## Work order
Lines that include the string "name" are the ones to copy from the entries below.
──────── Record extracts
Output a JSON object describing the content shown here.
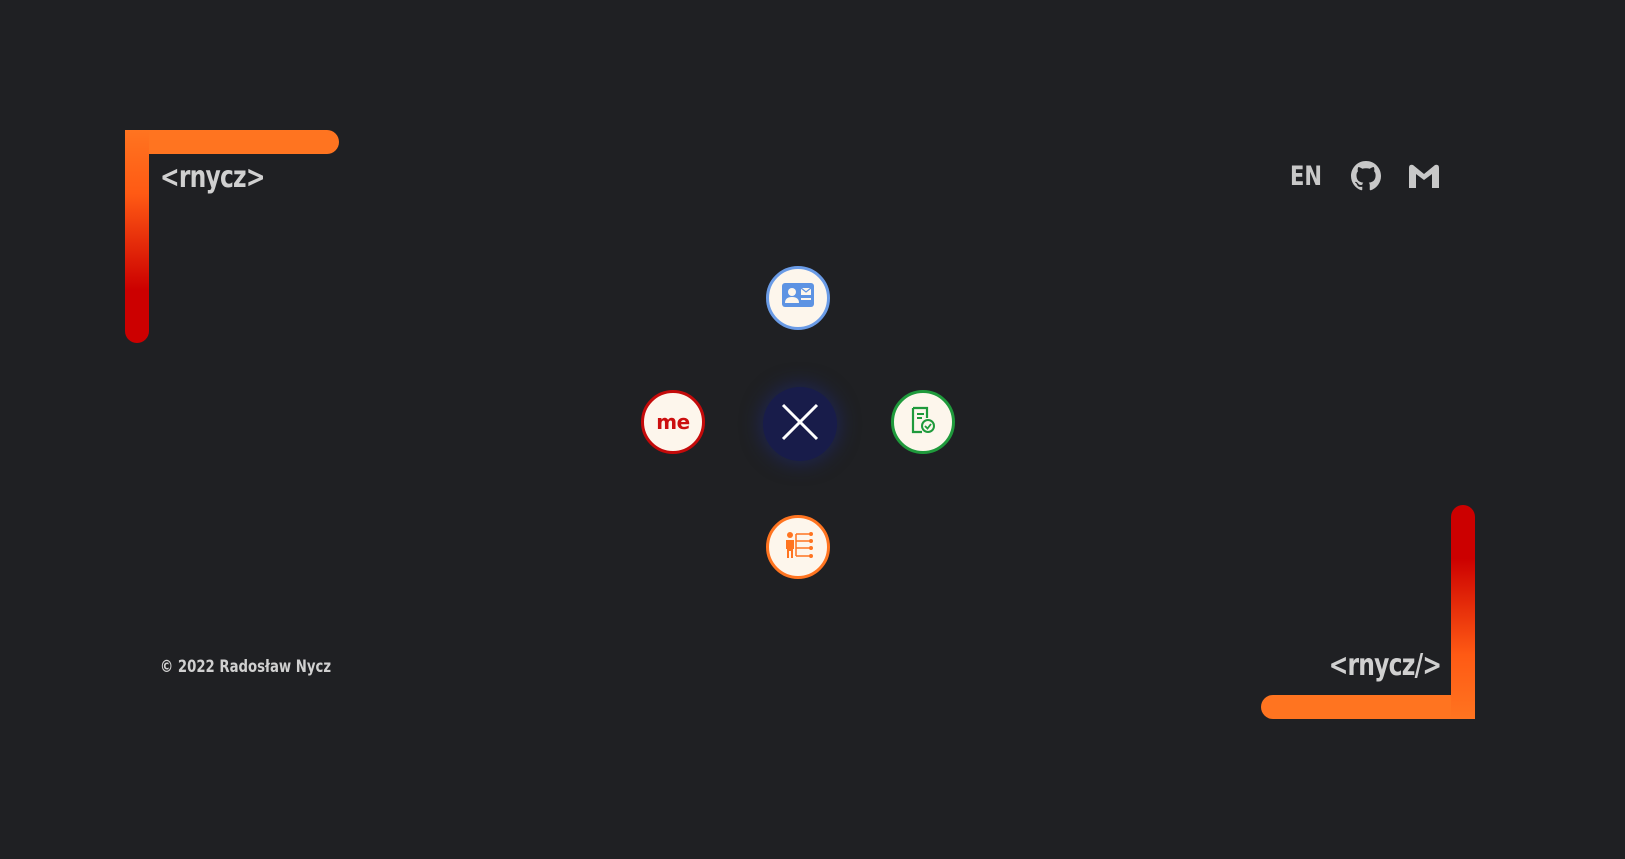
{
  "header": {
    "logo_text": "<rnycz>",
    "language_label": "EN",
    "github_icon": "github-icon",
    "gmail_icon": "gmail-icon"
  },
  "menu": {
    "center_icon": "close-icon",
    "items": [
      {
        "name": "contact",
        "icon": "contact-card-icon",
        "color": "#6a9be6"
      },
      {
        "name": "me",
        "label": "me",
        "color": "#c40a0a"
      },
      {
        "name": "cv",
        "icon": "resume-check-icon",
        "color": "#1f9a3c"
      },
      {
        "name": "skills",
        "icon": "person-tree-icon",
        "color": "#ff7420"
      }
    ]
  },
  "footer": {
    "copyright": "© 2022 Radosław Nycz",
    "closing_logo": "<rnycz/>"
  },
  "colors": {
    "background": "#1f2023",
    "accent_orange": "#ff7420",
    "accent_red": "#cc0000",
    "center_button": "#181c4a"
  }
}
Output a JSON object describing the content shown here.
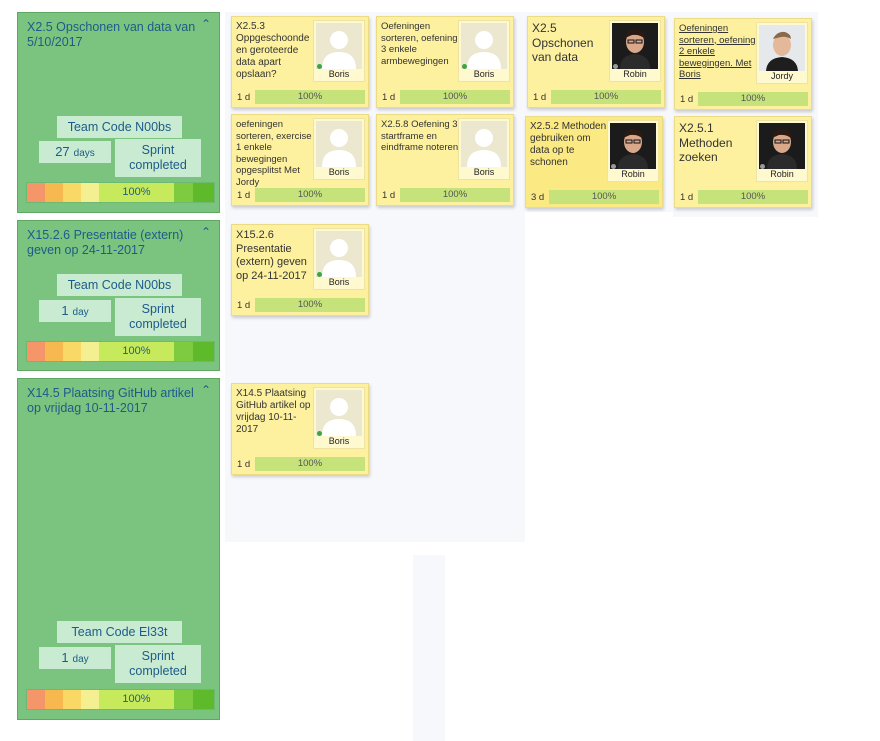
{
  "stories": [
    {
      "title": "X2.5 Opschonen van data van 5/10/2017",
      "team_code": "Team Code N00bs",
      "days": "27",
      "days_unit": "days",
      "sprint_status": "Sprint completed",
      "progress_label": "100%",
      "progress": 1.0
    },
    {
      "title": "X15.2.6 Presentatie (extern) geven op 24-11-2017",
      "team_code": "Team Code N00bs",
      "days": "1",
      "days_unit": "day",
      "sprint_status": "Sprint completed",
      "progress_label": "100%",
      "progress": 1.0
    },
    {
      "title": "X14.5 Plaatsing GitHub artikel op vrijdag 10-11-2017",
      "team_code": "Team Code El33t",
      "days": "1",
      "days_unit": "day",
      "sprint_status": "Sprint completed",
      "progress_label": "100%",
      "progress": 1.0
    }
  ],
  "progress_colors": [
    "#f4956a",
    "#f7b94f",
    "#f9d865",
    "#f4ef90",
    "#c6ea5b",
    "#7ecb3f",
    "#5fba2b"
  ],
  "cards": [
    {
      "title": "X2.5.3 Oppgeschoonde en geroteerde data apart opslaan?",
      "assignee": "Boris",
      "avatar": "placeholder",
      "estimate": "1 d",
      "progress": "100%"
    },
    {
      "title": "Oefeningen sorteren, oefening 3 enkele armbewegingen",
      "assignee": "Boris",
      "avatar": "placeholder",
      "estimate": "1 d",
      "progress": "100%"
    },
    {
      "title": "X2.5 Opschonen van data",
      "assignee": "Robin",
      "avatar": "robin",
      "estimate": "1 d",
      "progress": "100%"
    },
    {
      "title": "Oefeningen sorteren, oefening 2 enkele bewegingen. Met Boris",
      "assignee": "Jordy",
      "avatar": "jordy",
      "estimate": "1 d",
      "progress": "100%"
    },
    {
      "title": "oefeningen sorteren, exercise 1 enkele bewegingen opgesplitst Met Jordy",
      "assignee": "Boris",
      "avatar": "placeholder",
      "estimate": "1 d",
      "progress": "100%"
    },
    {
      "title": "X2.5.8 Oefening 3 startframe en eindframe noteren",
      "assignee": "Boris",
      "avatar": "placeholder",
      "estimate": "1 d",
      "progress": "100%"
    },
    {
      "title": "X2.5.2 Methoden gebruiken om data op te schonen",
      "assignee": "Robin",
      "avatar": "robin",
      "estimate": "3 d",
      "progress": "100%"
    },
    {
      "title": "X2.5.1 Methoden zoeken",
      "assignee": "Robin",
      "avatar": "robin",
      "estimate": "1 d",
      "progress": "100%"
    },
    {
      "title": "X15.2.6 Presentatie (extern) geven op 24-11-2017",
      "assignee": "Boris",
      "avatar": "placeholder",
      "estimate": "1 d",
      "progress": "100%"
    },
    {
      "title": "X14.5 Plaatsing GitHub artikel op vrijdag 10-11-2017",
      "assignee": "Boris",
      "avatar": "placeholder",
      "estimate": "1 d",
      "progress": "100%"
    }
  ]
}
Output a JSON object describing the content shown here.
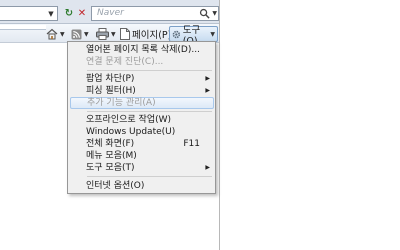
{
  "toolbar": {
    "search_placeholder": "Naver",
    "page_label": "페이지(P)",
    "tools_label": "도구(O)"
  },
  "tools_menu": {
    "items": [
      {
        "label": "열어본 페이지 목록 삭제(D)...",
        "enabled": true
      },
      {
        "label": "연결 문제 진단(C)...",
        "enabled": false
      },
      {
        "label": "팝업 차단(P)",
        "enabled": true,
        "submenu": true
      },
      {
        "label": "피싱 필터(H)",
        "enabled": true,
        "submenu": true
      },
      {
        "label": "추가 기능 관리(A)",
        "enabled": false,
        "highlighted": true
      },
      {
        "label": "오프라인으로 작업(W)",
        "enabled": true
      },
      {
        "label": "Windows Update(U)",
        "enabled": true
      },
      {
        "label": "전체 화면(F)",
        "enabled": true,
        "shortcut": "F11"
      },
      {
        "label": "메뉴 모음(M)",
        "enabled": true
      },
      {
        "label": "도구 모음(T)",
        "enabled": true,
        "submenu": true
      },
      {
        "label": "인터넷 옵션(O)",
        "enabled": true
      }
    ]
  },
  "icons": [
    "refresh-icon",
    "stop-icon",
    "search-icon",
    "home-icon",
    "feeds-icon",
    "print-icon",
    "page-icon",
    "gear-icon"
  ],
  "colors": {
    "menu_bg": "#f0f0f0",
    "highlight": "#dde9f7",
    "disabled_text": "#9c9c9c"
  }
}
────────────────
## Answer section
        "name": "contact",
        "name": "me",
        "name": "cv",
        "name": "skills",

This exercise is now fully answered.